When he joined the venture capital firm Novastar Ventures in 2015, this Yale University graduate had already worked in Tanzania, Uganda, Zambia, and Nigeria. In one of those countries, he had founded a distribution company that created employment and delivering energy solutions to low-income consumers. In another, he was part of the team that launched the e-commerce startup that eventually turned into Jumia, Africa’s largest e-commerce platform.

But yet, he still found his way back to Kenya.

For what I wanted to do, there were only so many places where I could be an investor and do it properly,” he says. “And one of those places is East Africa, and specifically Nairobi.

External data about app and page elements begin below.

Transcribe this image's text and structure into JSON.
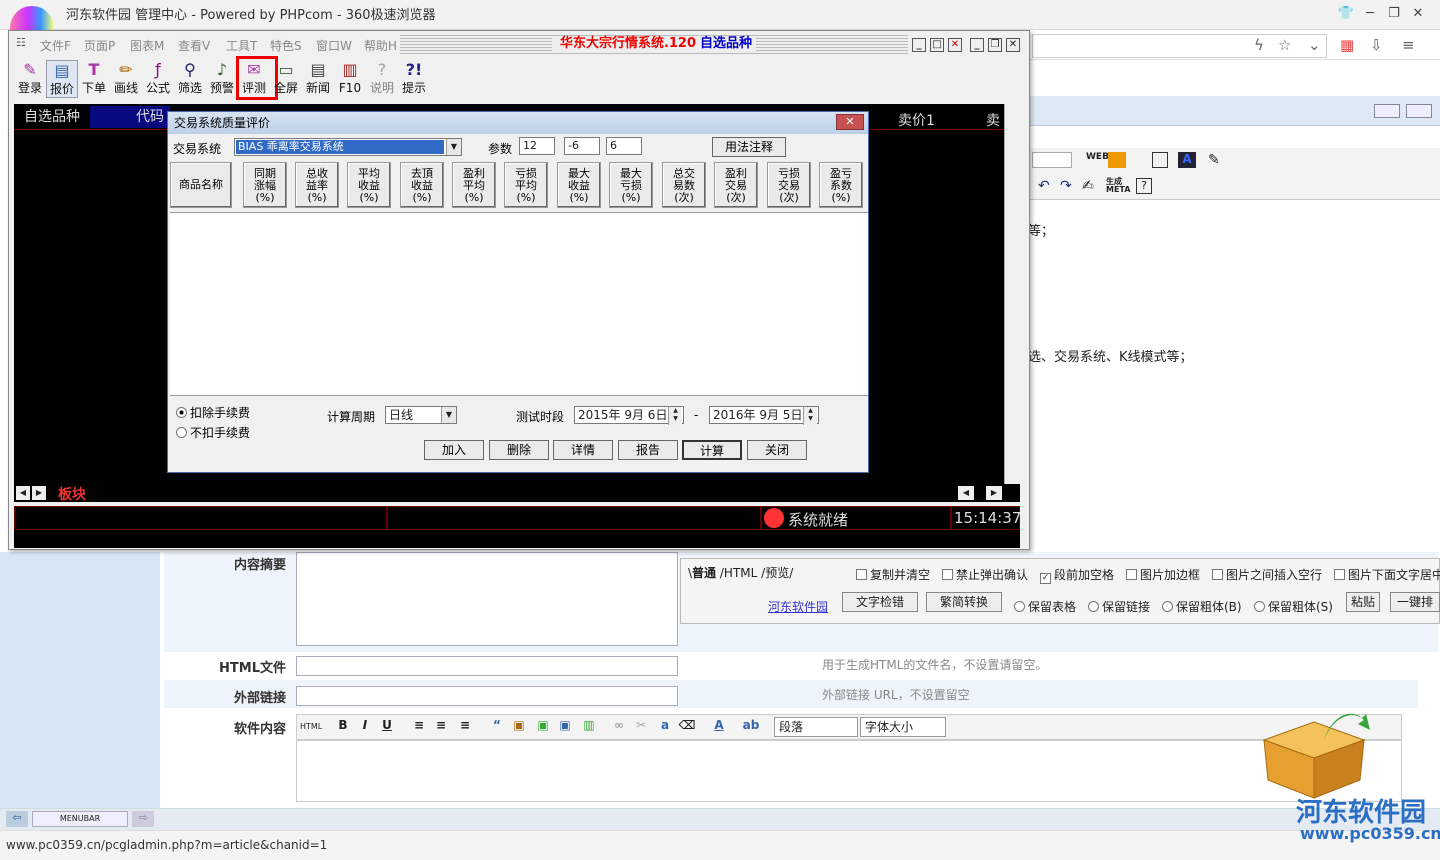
{
  "browser": {
    "tab_title": "河东软件园 管理中心 - Powered by PHPcom - 360极速浏览器",
    "status_url": "www.pc0359.cn/pcgladmin.php?m=article&chanid=1",
    "taskbar_label": "MENUBAR"
  },
  "app": {
    "menu": [
      "文件F",
      "页面P",
      "图表M",
      "查看V",
      "工具T",
      "特色S",
      "窗口W",
      "帮助H"
    ],
    "title": "华东大宗行情系统.120",
    "title_suffix": "自选品种",
    "toolbar": [
      "登录",
      "报价",
      "下单",
      "画线",
      "公式",
      "筛选",
      "预警",
      "评测",
      "全屏",
      "新闻",
      "F10",
      "说明",
      "提示"
    ],
    "quote_headers": {
      "tab": "自选品种",
      "code": "代码",
      "ask1": "卖价1",
      "ask": "卖"
    },
    "sector_tab": "板块",
    "status_text": "系统就绪",
    "clock": "15:14:37"
  },
  "dialog": {
    "title": "交易系统质量评价",
    "system_label": "交易系统",
    "system_value": "BIAS  乖离率交易系统",
    "param_label": "参数",
    "params": [
      "12",
      "-6",
      "6"
    ],
    "usage_button": "用法注释",
    "name_header": "商品名称",
    "columns": [
      [
        "同期",
        "涨幅",
        "(%)"
      ],
      [
        "总收",
        "益率",
        "(%)"
      ],
      [
        "平均",
        "收益",
        "(%)"
      ],
      [
        "去頂",
        "收益",
        "(%)"
      ],
      [
        "盈利",
        "平均",
        "(%)"
      ],
      [
        "亏损",
        "平均",
        "(%)"
      ],
      [
        "最大",
        "收益",
        "(%)"
      ],
      [
        "最大",
        "亏损",
        "(%)"
      ],
      [
        "总交",
        "易数",
        "(次)"
      ],
      [
        "盈利",
        "交易",
        "(次)"
      ],
      [
        "亏损",
        "交易",
        "(次)"
      ],
      [
        "盈亏",
        "系数",
        "(%)"
      ]
    ],
    "fee_options": [
      "扣除手续费",
      "不扣手续费"
    ],
    "period_label": "计算周期",
    "period_value": "日线",
    "test_range_label": "测试时段",
    "start_date": "2015年 9月 6日",
    "end_date": "2016年 9月 5日",
    "range_dash": "-",
    "buttons": [
      "加入",
      "删除",
      "详情",
      "报告",
      "计算",
      "关闭"
    ]
  },
  "background_page": {
    "summary_label": "内容摘要",
    "html_file_label": "HTML文件",
    "html_file_hint": "用于生成HTML的文件名，不设置请留空。",
    "external_link_label": "外部链接",
    "external_link_hint": "外部链接 URL，不设置留空",
    "content_label": "软件内容",
    "paragraph_select": "段落",
    "font_size_select": "字体大小",
    "right_text_1": "等；",
    "right_text_2": "选、交易系统、K线模式等；",
    "editor_tabs": [
      "普通",
      "HTML",
      "预览"
    ],
    "editor_checks": [
      "复制并清空",
      "禁止弹出确认",
      "段前加空格",
      "图片加边框",
      "图片之间插入空行",
      "图片下面文字居中"
    ],
    "site_link": "河东软件园",
    "text_check_button": "文字检错",
    "convert_button": "繁简转换",
    "keep_options": [
      "保留表格",
      "保留链接",
      "保留粗体(B)",
      "保留粗体(S)"
    ],
    "paste_button": "粘贴",
    "one_key_button": "一键排"
  },
  "watermark": {
    "name": "河东软件园",
    "url": "www.pc0359.cn"
  }
}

With Novastar Ventures, Brian found the perfect combination: a startup that helped startups. Kenyans Come Home placed him with a company that was created to invest in the next generation of exceptional entrepreneurs who are designing and executing innovative business models to profitably serve East Africa’s aspiring mass market.

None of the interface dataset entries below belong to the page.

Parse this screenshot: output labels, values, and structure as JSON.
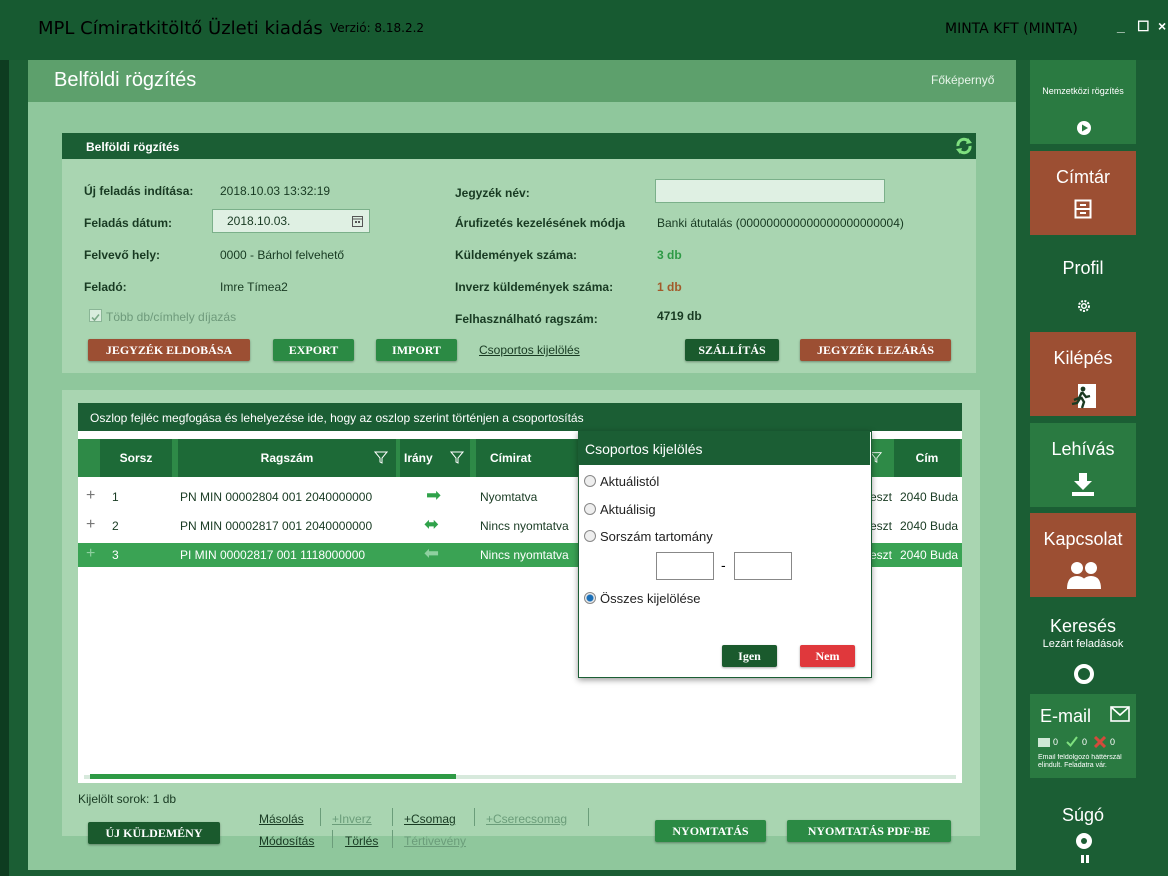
{
  "window": {
    "title": "MPL Címiratkitöltő Üzleti kiadás",
    "version": "Verzió: 8.18.2.2",
    "company": "MINTA KFT (MINTA)",
    "controls": [
      "_",
      "☐",
      "×"
    ]
  },
  "header": {
    "title": "Belföldi rögzítés",
    "home_link": "Főképernyő"
  },
  "panel1": {
    "title": "Belföldi rögzítés",
    "fields": {
      "uj_feladas_label": "Új feladás indítása:",
      "uj_feladas_value": "2018.10.03 13:32:19",
      "feladas_datum_label": "Feladás dátum:",
      "feladas_datum_value": "2018.10.03.",
      "felvevo_hely_label": "Felvevő hely:",
      "felvevo_hely_value": "0000 - Bárhol felvehető",
      "felado_label": "Feladó:",
      "felado_value": "Imre Tímea2",
      "tobb_db_label": "Több db/címhely díjazás",
      "jegyzek_nev_label": "Jegyzék név:",
      "jegyzek_nev_value": "",
      "arufizetes_label": "Árufizetés kezelésének módja",
      "arufizetes_value": "Banki átutalás (000000000000000000000004)",
      "kuldemenyek_label": "Küldemények száma:",
      "kuldemenyek_value": "3 db",
      "inverz_label": "Inverz küldemények száma:",
      "inverz_value": "1 db",
      "ragszam_label": "Felhasználható ragszám:",
      "ragszam_value": "4719 db"
    },
    "buttons": {
      "eldobas": "JEGYZÉK ELDOBÁSA",
      "export": "EXPORT",
      "import": "IMPORT",
      "csoportos": "Csoportos kijelölés",
      "szallitas": "SZÁLLÍTÁS",
      "lezaras": "JEGYZÉK LEZÁRÁS"
    }
  },
  "grid": {
    "group_hint": "Oszlop fejléc megfogása és lehelyezése ide, hogy az oszlop szerint történjen a csoportosítás",
    "columns": [
      "Sorsz",
      "Ragszám",
      "Irány",
      "Címirat",
      "Cím"
    ],
    "rows": [
      {
        "expand": "+",
        "sorsz": "1",
        "ragszam": "PN MIN 00002804 001 2040000000",
        "irany": "➡",
        "cimirat": "Nyomtatva",
        "cim_prefix": "eszt",
        "cim": "2040 Buda"
      },
      {
        "expand": "+",
        "sorsz": "2",
        "ragszam": "PN MIN 00002817 001 2040000000",
        "irany": "⬌",
        "cimirat": "Nincs nyomtatva",
        "cim_prefix": "eszt",
        "cim": "2040 Buda"
      },
      {
        "expand": "+",
        "sorsz": "3",
        "ragszam": "PI MIN 00002817 001 1118000000",
        "irany": "⬅",
        "cimirat": "Nincs nyomtatva",
        "cim_prefix": "eszt",
        "cim": "2040 Buda"
      }
    ],
    "selected_count": "Kijelölt sorok: 1 db"
  },
  "bottom": {
    "uj_kuldemeny": "ÚJ KÜLDEMÉNY",
    "masolas": "Másolás",
    "inverz": "+Inverz",
    "csomag": "+Csomag",
    "cserecsomag": "+Cserecsomag",
    "modositas": "Módosítás",
    "torles": "Törlés",
    "tertiveveny": "Tértivevény",
    "nyomtatas": "NYOMTATÁS",
    "nyomtatas_pdf": "NYOMTATÁS PDF-BE"
  },
  "dialog": {
    "title": "Csoportos kijelölés",
    "options": [
      "Aktuálistól",
      "Aktuálisig",
      "Sorszám tartomány",
      "Összes kijelölése"
    ],
    "selected_option": "Összes kijelölése",
    "range_separator": "-",
    "yes": "Igen",
    "no": "Nem"
  },
  "sidebar": {
    "nemzetkozi": "Nemzetközi rögzítés",
    "cimtar": "Címtár",
    "profil": "Profil",
    "kilepes": "Kilépés",
    "lehivas": "Lehívás",
    "kapcsolat": "Kapcsolat",
    "kereses": "Keresés",
    "kereses_sub": "Lezárt feladások",
    "email": "E-mail",
    "email_counts": [
      "0",
      "0",
      "0"
    ],
    "email_note": "Email feldolgozó háttérszál elindult. Feladatra vár.",
    "sugo": "Súgó"
  },
  "colors": {
    "dark_green": "#1b5e34",
    "panel_green": "#8fc79c",
    "brown": "#9c4f33",
    "red": "#e0383c"
  }
}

But according to Brian, Novastar does more than just finance these new change-making ventures, they also provide necessary support and learning when needed.

"I knew there was a long-term story here, and what we are doing is new and transformational,” he says.  “But it's also about working with the entrepreneurs through their problems. Things like how do I stop my accountant from stealing from me? It's a problem I’ve had to learn myself, having already been an entrepreneur.

Brian has been both the entrepreneur and the investor, and with that insight says that now —more than ever—is the best time for startups and investors to enter the market.

"I don’t know if people who come later will be able to break into the space,” he says. “I think this is the time for anyone to dip his or her toes into this market because very quickly the opportunities will be few and far between and entrepreneurs will have many options.”

And with the wealth of great ideas available, and changing mindsets about how big startups are willing to grow, both foreign and local investors are seemingly ready to invest.

For me, I just think this is the right time to be doing [venture capital] and to be an entrepreneur, and I believe those universes are finally converging.